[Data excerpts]
= = =
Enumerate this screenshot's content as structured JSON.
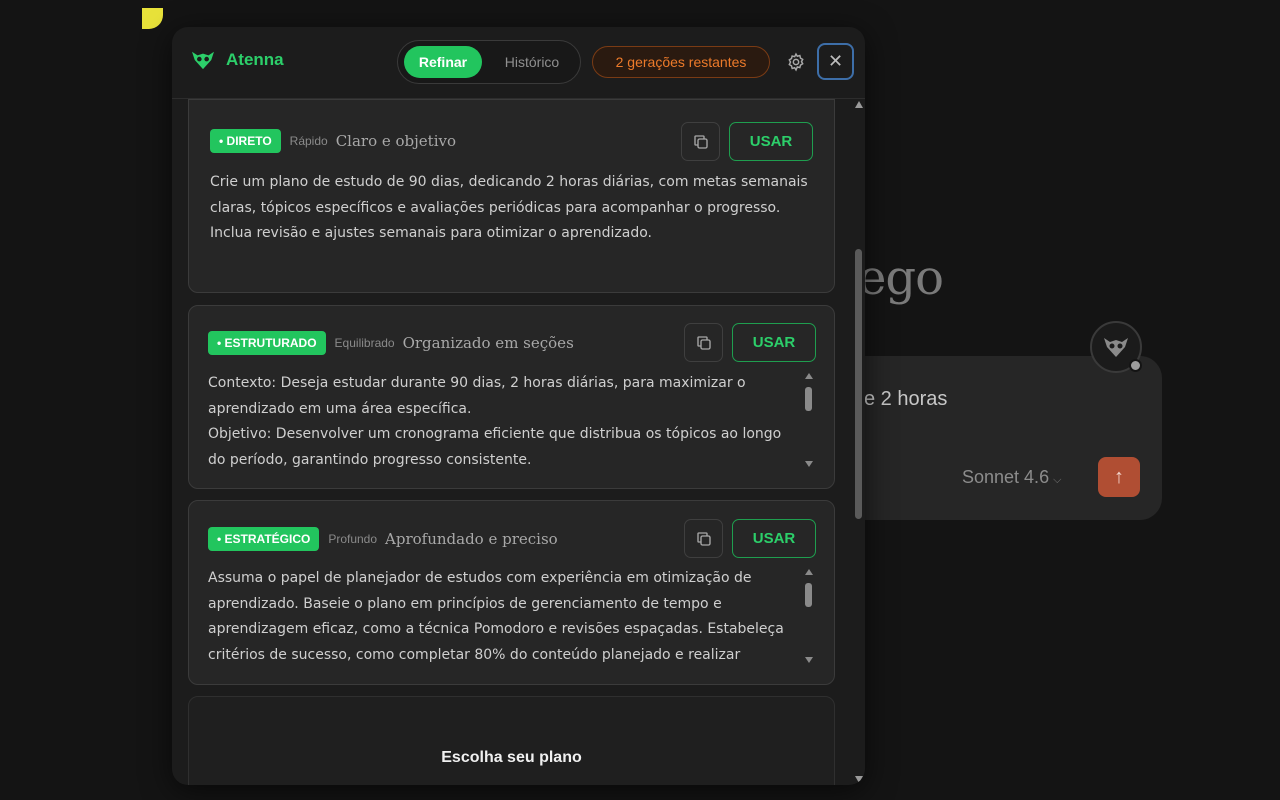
{
  "background": {
    "title_fragment": "ego",
    "card_text": "e 2 horas",
    "model_label": "Sonnet 4.6",
    "send_icon": "arrow-up-icon"
  },
  "header": {
    "brand": "Atenna",
    "tabs": [
      {
        "label": "Refinar",
        "active": true
      },
      {
        "label": "Histórico",
        "active": false
      }
    ],
    "quota": "2 gerações restantes",
    "settings_icon": "gear-icon",
    "close_icon": "close-icon"
  },
  "cards": [
    {
      "badge": "• DIRETO",
      "tag": "Rápido",
      "desc": "Claro e objetivo",
      "use_label": "USAR",
      "text": "Crie um plano de estudo de 90 dias, dedicando 2 horas diárias, com metas semanais\nclaras, tópicos específicos e avaliações periódicas para acompanhar o progresso.\nInclua revisão e ajustes semanais para otimizar o aprendizado."
    },
    {
      "badge": "• ESTRUTURADO",
      "tag": "Equilibrado",
      "desc": "Organizado em seções",
      "use_label": "USAR",
      "text": "Contexto: Deseja estudar durante 90 dias, 2 horas diárias, para maximizar o\naprendizado em uma área específica.\nObjetivo: Desenvolver um cronograma eficiente que distribua os tópicos ao longo\ndo período, garantindo progresso consistente."
    },
    {
      "badge": "• ESTRATÉGICO",
      "tag": "Profundo",
      "desc": "Aprofundado e preciso",
      "use_label": "USAR",
      "text": "Assuma o papel de planejador de estudos com experiência em otimização de\naprendizado. Baseie o plano em princípios de gerenciamento de tempo e\naprendizagem eficaz, como a técnica Pomodoro e revisões espaçadas. Estabeleça\ncritérios de sucesso, como completar 80% do conteúdo planejado e realizar"
    }
  ],
  "plan": {
    "title": "Escolha seu plano"
  },
  "colors": {
    "accent": "#22c55e",
    "quota": "#ec7a2a",
    "panel": "#1c1c1c",
    "card": "#262626"
  }
}
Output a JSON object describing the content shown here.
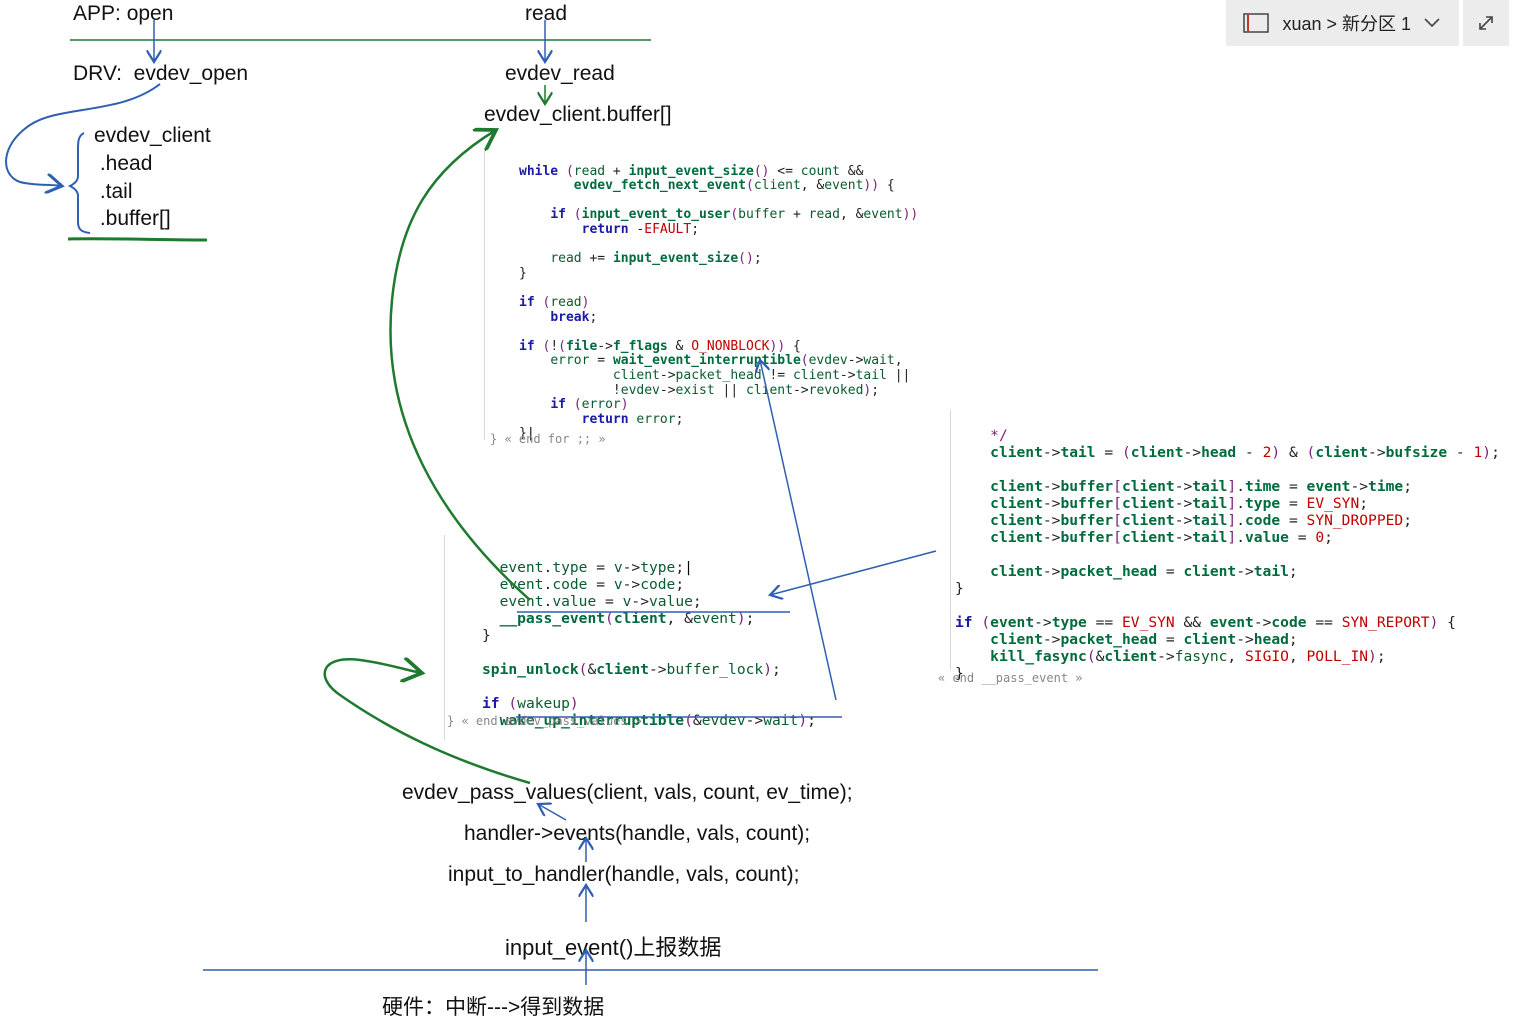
{
  "header": {
    "notebook_path": "xuan > 新分区 1",
    "notebook_icon": "notebook-icon",
    "chevron_icon": "chevron-down-icon",
    "expand_icon": "expand-icon"
  },
  "labels": {
    "app_open": "APP: open",
    "read": "read",
    "drv_open": "DRV:  evdev_open",
    "evdev_read": "evdev_read",
    "client_buffer": "evdev_client.buffer[]",
    "struct_name": "evdev_client",
    "field_head": " .head",
    "field_tail": " .tail",
    "field_buffer": " .buffer[]",
    "pass_values": "evdev_pass_values(client, vals, count, ev_time);",
    "handler_events": "handler->events(handle, vals, count);",
    "input_to_handler": "input_to_handler(handle, vals, count);",
    "input_event": "input_event()上报数据",
    "hardware": "硬件：中断--->得到数据"
  },
  "code_read": [
    "while (read + input_event_size() <= count &&",
    "       evdev_fetch_next_event(client, &event)) {",
    "",
    "    if (input_event_to_user(buffer + read, &event))",
    "        return -EFAULT;",
    "",
    "    read += input_event_size();",
    "}",
    "",
    "if (read)",
    "    break;",
    "",
    "if (!(file->f_flags & O_NONBLOCK)) {",
    "    error = wait_event_interruptible(evdev->wait,",
    "            client->packet_head != client->tail ||",
    "            !evdev->exist || client->revoked);",
    "    if (error)",
    "        return error;",
    "}"
  ],
  "fold_read": "} « end for ;; »",
  "code_pass_event": [
    "    */",
    "    client->tail = (client->head - 2) & (client->bufsize - 1);",
    "",
    "    client->buffer[client->tail].time = event->time;",
    "    client->buffer[client->tail].type = EV_SYN;",
    "    client->buffer[client->tail].code = SYN_DROPPED;",
    "    client->buffer[client->tail].value = 0;",
    "",
    "    client->packet_head = client->tail;",
    "}",
    "",
    "if (event->type == EV_SYN && event->code == SYN_REPORT) {",
    "    client->packet_head = client->head;",
    "    kill_fasync(&client->fasync, SIGIO, POLL_IN);",
    "}"
  ],
  "fold_pass_event": "« end __pass_event »",
  "code_pass_values": [
    "    event.type = v->type;",
    "    event.code = v->code;",
    "    event.value = v->value;",
    "    __pass_event(client, &event);",
    "}",
    "",
    "spin_unlock(&client->buffer_lock);",
    "",
    "if (wakeup)",
    "    wake_up_interruptible(&evdev->wait);"
  ],
  "fold_pass_values": "} « end evdev_pass_values »",
  "colors": {
    "ink_blue": "#2f5fb3",
    "ink_green": "#1e7a2e",
    "keyword": "#1a1aa6",
    "function": "#006b3c",
    "macro": "#c00000"
  }
}
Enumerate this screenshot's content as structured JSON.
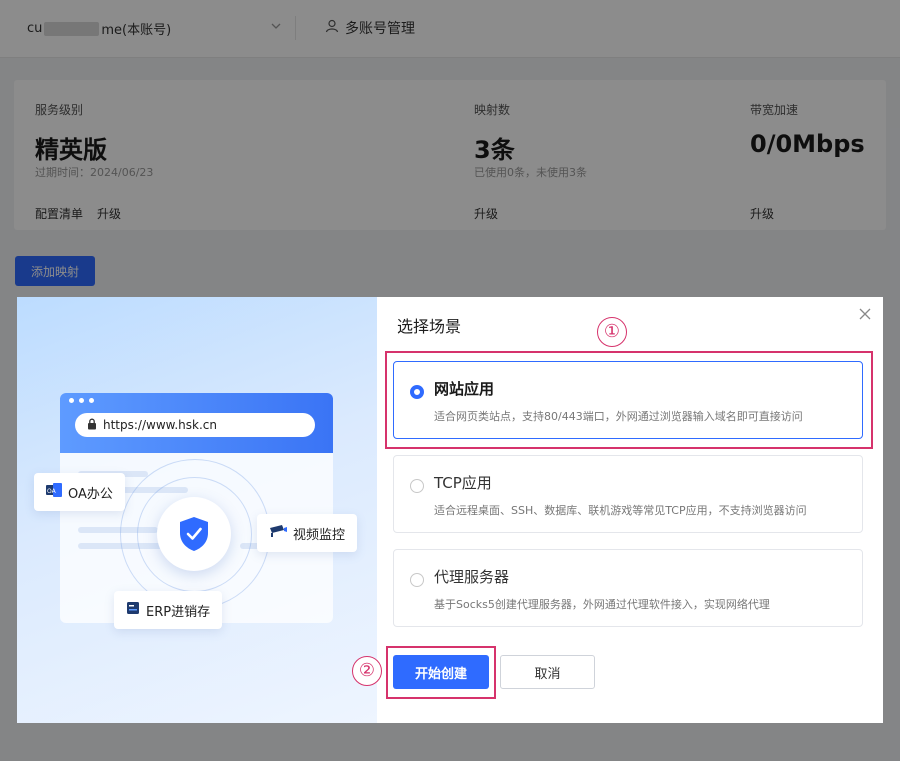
{
  "topbar": {
    "account_prefix": "cu",
    "account_suffix": "me(本账号)",
    "multi_account": "多账号管理"
  },
  "stats": {
    "service_level": {
      "label": "服务级别",
      "value": "精英版",
      "sub": "过期时间：2024/06/23",
      "links": [
        "配置清单",
        "升级"
      ]
    },
    "mappings": {
      "label": "映射数",
      "value": "3条",
      "sub": "已使用0条，未使用3条",
      "links": [
        "升级"
      ]
    },
    "bandwidth": {
      "label": "带宽加速",
      "value": "0/0Mbps",
      "links": [
        "升级"
      ]
    }
  },
  "add_mapping": "添加映射",
  "modal": {
    "title": "选择场景",
    "hero": {
      "url": "https://www.hsk.cn",
      "tags": [
        "OA办公",
        "视频监控",
        "ERP进销存"
      ]
    },
    "options": [
      {
        "title": "网站应用",
        "desc": "适合网页类站点，支持80/443端口，外网通过浏览器输入域名即可直接访问",
        "selected": true
      },
      {
        "title": "TCP应用",
        "desc": "适合远程桌面、SSH、数据库、联机游戏等常见TCP应用，不支持浏览器访问",
        "selected": false
      },
      {
        "title": "代理服务器",
        "desc": "基于Socks5创建代理服务器，外网通过代理软件接入，实现网络代理",
        "selected": false
      }
    ],
    "confirm": "开始创建",
    "cancel": "取消",
    "annotations": [
      "①",
      "②"
    ]
  },
  "colors": {
    "primary": "#2f6bff",
    "annotation": "#d6336c"
  },
  "icons": [
    "chevron-down-icon",
    "user-icon",
    "close-icon",
    "lock-icon",
    "shield-check-icon",
    "document-icon",
    "camera-icon",
    "server-icon"
  ]
}
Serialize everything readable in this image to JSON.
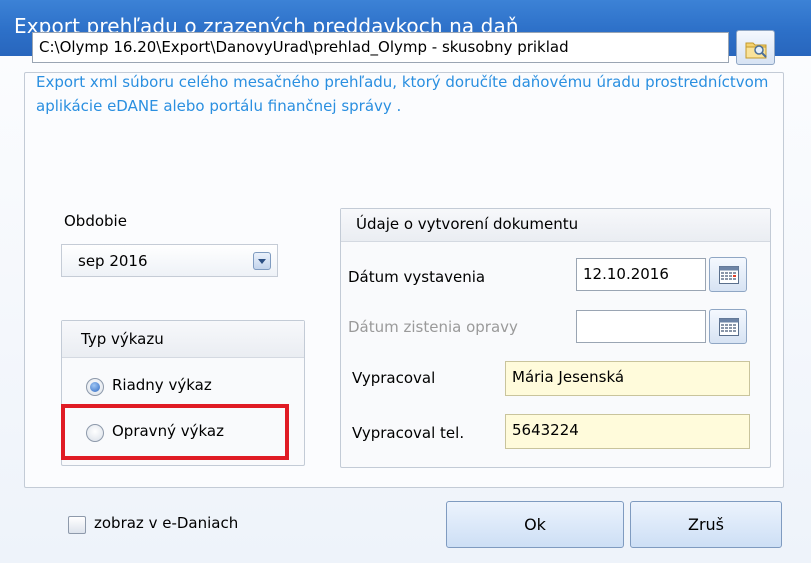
{
  "window": {
    "title": "Export prehľadu o zrazených preddavkoch na daň"
  },
  "path": {
    "value": "C:\\Olymp 16.20\\Export\\DanovyUrad\\prehlad_Olymp - skusobny priklad"
  },
  "info_text": "Export xml súboru celého mesačného prehľadu, ktorý doručíte daňovému úradu prostredníctvom aplikácie eDANE alebo portálu finančnej správy .",
  "period": {
    "label": "Obdobie",
    "value": "sep 2016"
  },
  "report_type": {
    "title": "Typ výkazu",
    "options": [
      {
        "label": "Riadny výkaz",
        "checked": true
      },
      {
        "label": "Opravný výkaz",
        "checked": false
      }
    ]
  },
  "document": {
    "title": "Údaje o vytvorení dokumentu",
    "issue_date_label": "Dátum vystavenia",
    "issue_date_value": "12.10.2016",
    "correction_date_label": "Dátum zistenia opravy",
    "correction_date_value": "",
    "prepared_by_label": "Vypracoval",
    "prepared_by_value": "Mária Jesenská",
    "phone_label": "Vypracoval tel.",
    "phone_value": "5643224"
  },
  "footer": {
    "checkbox_label": "zobraz v e-Daniach",
    "checkbox_checked": false,
    "ok_label": "Ok",
    "cancel_label": "Zruš"
  },
  "colors": {
    "title_bar": "#2d70c8",
    "info_text": "#2a8fe0",
    "highlight_box": "#e01b24",
    "input_yellow": "#fffbdb"
  },
  "icons": {
    "browse": "folder-search-icon",
    "calendar": "calendar-icon",
    "dropdown": "chevron-down-icon"
  }
}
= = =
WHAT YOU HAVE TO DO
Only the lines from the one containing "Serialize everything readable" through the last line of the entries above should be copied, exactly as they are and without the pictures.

RESULT OF THIS EXERCISE
Serialize everything readable in this image to JSON.
{
  "window": {
    "title": "Export prehľadu o zrazených preddavkoch na daň"
  },
  "path": {
    "value": "C:\\Olymp 16.20\\Export\\DanovyUrad\\prehlad_Olymp - skusobny priklad"
  },
  "info_text": "Export xml súboru celého mesačného prehľadu, ktorý doručíte daňovému úradu prostredníctvom aplikácie eDANE alebo portálu finančnej správy .",
  "period": {
    "label": "Obdobie",
    "value": "sep 2016"
  },
  "report_type": {
    "title": "Typ výkazu",
    "options": [
      {
        "label": "Riadny výkaz",
        "checked": true
      },
      {
        "label": "Opravný výkaz",
        "checked": false
      }
    ]
  },
  "document": {
    "title": "Údaje o vytvorení dokumentu",
    "issue_date_label": "Dátum vystavenia",
    "issue_date_value": "12.10.2016",
    "correction_date_label": "Dátum zistenia opravy",
    "correction_date_value": "",
    "prepared_by_label": "Vypracoval",
    "prepared_by_value": "Mária Jesenská",
    "phone_label": "Vypracoval tel.",
    "phone_value": "5643224"
  },
  "footer": {
    "checkbox_label": "zobraz v e-Daniach",
    "checkbox_checked": false,
    "ok_label": "Ok",
    "cancel_label": "Zruš"
  },
  "colors": {
    "title_bar": "#2d70c8",
    "info_text": "#2a8fe0",
    "highlight_box": "#e01b24",
    "input_yellow": "#fffbdb"
  },
  "icons": {
    "browse": "folder-search-icon",
    "calendar": "calendar-icon",
    "dropdown": "chevron-down-icon"
  }
}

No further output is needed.